-Paul Harding, Tinkers
Eight days before his death, George Washington Crosby begins to hallucinate as he rests in the hospital bed set up for him in his own living room, amongst all the material objects and family he has acquired in his long life. He thinks about the house that he built himself crashing down upon him where he is paralyzed by the dying process; he hears things that his family whispers in other rooms; he recounts times and places of his childhood; he remembers the workings of various clocks he fixed over the years. George Crosby lies dying, and he remembers his father. He thinks of his parents, their marriage, his mother’s unhappiness, and his own father’s illness and heartache at a young age.
Paul Harding’s 2010 Pulitzer Prize winning novel, Tinkers, explores the chasm between life and death. Harding reaches into the soul of a dying man to show us the intricacies of life, love, family, and time. Through memories of his own, and of his father, George Crosby straddles the line of the living and brings us into the world of a man whose last hours are spent recalling the repressed and unsaid throughout lives and generations. We are privy to memories of people and places that can only be brought out when time is slipping from the grasp of the hands of the living.

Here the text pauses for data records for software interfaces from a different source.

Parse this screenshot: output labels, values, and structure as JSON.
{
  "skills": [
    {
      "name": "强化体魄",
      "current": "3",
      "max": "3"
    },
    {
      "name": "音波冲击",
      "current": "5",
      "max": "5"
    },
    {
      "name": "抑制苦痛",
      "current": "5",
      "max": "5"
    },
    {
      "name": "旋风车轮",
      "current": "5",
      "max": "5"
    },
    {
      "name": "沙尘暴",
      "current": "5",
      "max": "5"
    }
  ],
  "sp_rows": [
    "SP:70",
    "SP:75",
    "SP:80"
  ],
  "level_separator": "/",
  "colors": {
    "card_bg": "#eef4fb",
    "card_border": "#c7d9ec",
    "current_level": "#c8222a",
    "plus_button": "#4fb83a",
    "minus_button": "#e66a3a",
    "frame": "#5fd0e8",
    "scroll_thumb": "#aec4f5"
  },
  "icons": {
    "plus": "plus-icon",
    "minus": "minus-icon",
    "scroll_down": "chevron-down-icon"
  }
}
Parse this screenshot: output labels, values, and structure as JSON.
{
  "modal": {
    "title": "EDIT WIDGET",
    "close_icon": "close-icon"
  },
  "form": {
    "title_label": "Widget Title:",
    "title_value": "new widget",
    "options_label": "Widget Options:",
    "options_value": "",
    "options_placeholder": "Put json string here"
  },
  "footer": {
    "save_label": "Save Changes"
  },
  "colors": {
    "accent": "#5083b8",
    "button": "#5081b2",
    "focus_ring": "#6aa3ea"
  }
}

Harding’s writing style is not for the casual reader. This challenging novel may require you to pull out the dictionary, or revert back to your analytical English class days. Worth the read and the thought; a journey through the metaphysical fade-out of life.